_Supplied records_
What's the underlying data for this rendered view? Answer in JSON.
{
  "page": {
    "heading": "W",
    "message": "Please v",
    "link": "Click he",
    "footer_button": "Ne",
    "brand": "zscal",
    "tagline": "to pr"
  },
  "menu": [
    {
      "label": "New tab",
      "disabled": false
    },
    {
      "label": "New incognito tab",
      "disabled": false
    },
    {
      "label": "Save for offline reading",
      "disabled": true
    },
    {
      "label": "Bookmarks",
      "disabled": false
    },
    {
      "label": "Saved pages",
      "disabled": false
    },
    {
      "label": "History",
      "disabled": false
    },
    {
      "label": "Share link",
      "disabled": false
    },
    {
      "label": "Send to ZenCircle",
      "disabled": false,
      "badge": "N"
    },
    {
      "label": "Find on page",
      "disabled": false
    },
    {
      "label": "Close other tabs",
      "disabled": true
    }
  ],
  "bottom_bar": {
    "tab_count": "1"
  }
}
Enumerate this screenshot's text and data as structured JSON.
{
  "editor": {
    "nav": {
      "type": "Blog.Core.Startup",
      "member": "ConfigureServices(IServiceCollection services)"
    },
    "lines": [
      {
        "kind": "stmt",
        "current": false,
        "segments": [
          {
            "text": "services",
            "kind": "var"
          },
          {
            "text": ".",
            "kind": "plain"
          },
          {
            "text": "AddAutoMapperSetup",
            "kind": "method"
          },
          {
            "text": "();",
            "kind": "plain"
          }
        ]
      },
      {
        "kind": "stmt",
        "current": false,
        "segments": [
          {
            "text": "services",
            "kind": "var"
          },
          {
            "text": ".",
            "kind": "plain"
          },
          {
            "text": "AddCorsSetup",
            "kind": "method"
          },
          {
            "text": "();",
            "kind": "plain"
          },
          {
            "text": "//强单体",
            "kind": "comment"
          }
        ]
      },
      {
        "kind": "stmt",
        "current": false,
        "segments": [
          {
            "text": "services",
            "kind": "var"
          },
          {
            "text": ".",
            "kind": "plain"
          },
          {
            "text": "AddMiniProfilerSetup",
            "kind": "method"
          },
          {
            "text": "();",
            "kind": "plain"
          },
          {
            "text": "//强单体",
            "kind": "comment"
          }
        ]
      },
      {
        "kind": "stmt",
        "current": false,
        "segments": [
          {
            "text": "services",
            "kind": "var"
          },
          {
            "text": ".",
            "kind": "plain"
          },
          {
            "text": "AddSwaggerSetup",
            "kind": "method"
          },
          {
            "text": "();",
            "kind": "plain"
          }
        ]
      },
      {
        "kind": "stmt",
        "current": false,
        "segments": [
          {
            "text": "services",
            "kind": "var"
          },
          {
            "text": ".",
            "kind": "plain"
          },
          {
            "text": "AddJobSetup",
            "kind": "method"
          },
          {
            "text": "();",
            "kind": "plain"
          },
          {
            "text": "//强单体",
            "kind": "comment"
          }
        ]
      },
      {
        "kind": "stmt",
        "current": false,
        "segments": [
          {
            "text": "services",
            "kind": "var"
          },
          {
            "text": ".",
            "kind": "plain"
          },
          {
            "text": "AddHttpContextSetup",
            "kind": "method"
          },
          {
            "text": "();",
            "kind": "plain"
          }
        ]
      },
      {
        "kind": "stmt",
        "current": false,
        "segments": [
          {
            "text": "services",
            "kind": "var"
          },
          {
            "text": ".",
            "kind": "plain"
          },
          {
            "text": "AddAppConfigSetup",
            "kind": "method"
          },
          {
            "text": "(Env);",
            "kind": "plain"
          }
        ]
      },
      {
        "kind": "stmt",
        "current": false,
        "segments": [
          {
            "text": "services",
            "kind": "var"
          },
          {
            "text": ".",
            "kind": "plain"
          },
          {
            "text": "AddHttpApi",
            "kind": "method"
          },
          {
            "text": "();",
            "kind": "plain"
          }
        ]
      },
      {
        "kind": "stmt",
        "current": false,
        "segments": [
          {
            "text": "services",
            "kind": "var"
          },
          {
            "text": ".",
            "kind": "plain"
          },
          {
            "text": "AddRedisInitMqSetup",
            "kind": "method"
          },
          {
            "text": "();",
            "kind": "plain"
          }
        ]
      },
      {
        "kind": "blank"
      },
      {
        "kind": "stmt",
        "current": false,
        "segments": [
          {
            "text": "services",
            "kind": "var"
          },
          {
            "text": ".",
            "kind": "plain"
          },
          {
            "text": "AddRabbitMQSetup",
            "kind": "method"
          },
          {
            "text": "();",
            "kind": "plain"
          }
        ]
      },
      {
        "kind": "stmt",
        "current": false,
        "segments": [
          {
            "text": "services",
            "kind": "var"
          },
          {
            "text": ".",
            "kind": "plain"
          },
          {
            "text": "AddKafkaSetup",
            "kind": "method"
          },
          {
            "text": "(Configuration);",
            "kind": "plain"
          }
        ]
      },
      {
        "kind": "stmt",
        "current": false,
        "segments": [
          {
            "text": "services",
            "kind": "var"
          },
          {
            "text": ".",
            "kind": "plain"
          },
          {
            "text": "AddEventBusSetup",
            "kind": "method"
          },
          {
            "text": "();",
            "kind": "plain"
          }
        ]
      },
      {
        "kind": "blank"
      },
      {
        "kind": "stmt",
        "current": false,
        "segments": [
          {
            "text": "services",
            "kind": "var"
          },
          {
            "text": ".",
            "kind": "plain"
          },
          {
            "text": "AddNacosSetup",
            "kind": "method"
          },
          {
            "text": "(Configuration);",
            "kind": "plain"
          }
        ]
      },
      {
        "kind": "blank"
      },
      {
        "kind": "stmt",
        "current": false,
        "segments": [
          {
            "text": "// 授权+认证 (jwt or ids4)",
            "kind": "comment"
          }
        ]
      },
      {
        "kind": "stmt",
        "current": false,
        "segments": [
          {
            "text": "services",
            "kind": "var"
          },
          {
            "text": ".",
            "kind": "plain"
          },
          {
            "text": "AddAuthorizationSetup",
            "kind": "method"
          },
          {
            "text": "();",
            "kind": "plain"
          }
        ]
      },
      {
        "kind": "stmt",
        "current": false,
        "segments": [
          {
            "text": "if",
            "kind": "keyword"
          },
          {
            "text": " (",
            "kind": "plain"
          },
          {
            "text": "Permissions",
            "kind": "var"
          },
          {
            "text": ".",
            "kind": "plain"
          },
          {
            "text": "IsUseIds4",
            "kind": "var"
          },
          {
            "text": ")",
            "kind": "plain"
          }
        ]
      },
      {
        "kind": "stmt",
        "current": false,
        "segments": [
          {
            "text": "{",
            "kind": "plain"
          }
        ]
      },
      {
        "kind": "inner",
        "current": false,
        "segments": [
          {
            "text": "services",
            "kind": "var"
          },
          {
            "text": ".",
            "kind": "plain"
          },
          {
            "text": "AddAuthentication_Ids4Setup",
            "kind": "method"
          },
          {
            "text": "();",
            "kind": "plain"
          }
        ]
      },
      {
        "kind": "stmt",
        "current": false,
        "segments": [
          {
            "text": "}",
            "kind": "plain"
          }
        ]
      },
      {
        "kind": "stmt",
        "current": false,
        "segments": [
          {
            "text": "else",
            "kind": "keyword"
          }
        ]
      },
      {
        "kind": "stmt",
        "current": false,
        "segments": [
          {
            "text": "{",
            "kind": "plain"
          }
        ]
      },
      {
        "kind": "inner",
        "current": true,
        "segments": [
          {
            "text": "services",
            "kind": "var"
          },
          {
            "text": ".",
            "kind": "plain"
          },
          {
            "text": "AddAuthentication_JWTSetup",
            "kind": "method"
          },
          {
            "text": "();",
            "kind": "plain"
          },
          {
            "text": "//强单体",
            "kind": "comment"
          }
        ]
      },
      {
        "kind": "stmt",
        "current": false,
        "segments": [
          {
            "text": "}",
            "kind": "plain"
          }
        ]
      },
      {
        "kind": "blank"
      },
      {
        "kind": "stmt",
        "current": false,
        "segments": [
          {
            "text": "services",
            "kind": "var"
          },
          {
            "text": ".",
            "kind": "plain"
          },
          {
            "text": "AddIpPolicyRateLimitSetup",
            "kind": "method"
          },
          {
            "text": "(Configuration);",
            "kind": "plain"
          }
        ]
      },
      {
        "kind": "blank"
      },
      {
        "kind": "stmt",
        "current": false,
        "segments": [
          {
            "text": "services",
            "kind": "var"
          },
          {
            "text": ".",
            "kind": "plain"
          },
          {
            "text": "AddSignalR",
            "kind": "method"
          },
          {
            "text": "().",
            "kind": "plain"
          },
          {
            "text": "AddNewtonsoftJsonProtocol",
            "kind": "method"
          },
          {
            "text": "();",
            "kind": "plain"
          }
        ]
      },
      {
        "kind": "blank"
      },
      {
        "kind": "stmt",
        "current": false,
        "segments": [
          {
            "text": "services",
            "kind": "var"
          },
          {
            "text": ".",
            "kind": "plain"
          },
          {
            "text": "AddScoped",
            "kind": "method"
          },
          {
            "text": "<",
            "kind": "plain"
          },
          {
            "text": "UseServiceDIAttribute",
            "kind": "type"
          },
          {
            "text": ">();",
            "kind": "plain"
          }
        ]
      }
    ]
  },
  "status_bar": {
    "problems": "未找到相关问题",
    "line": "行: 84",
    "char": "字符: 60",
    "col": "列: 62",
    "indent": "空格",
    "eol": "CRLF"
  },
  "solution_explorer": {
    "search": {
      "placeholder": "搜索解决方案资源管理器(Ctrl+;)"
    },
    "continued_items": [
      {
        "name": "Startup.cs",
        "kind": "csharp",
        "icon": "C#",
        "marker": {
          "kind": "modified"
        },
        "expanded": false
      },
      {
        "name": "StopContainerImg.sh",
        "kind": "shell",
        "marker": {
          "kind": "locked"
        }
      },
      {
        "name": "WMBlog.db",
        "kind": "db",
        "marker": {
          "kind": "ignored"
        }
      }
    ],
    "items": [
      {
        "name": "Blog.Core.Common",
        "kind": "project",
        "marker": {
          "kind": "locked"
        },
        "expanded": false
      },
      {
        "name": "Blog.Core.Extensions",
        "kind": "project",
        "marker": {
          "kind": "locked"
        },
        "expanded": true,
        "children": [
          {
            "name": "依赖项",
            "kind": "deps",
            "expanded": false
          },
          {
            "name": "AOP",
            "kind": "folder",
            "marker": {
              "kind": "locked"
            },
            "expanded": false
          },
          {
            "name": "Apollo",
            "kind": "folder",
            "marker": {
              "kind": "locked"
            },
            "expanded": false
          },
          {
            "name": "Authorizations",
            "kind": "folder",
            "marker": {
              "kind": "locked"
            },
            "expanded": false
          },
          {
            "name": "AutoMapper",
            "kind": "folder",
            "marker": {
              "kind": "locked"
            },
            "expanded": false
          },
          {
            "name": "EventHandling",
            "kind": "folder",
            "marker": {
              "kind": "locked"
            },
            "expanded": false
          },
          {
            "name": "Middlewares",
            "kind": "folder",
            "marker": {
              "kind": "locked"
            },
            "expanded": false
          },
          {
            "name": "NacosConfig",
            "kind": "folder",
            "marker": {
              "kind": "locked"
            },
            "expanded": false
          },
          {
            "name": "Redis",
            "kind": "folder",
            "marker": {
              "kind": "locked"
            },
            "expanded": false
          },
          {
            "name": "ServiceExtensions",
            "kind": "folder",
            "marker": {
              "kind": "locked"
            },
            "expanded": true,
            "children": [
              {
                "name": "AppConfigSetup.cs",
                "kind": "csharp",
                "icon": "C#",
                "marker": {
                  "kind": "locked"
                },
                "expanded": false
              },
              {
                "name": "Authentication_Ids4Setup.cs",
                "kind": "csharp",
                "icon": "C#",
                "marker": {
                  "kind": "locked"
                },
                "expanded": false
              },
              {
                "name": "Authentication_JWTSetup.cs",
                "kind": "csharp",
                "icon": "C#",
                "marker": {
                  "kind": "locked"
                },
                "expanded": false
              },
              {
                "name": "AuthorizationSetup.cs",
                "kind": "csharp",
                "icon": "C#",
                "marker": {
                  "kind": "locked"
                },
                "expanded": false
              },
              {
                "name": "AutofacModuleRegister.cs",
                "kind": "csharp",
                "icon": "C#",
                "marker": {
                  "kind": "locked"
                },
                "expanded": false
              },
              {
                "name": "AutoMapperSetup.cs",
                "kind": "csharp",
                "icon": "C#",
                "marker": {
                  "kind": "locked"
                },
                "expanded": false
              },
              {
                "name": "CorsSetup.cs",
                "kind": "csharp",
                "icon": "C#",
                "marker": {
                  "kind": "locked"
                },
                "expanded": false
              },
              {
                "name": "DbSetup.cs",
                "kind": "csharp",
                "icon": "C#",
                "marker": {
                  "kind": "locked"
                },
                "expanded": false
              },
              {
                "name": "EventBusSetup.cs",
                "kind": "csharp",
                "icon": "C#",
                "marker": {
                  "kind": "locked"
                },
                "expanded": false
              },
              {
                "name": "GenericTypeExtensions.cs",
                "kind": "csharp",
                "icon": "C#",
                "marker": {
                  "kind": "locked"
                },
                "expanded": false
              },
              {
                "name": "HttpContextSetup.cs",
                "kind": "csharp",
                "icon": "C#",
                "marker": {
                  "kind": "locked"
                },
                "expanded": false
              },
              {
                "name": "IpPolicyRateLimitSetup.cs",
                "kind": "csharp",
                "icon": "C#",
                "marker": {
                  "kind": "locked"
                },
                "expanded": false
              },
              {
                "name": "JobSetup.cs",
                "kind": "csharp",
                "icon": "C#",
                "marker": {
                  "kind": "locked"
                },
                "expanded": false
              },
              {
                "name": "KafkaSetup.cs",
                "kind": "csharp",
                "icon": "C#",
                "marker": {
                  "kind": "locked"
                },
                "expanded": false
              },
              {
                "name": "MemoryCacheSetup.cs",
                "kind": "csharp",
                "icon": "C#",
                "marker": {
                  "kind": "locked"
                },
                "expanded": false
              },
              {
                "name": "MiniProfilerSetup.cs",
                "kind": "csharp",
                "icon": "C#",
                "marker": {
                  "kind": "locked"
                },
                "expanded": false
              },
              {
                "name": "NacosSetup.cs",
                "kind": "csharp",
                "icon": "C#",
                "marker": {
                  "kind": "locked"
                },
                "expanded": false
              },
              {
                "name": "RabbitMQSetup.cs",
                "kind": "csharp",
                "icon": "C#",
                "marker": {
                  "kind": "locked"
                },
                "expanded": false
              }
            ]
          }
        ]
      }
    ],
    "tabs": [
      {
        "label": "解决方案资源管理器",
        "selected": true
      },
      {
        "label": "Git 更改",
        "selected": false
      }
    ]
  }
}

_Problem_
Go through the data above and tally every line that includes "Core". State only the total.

_Exercise result_
3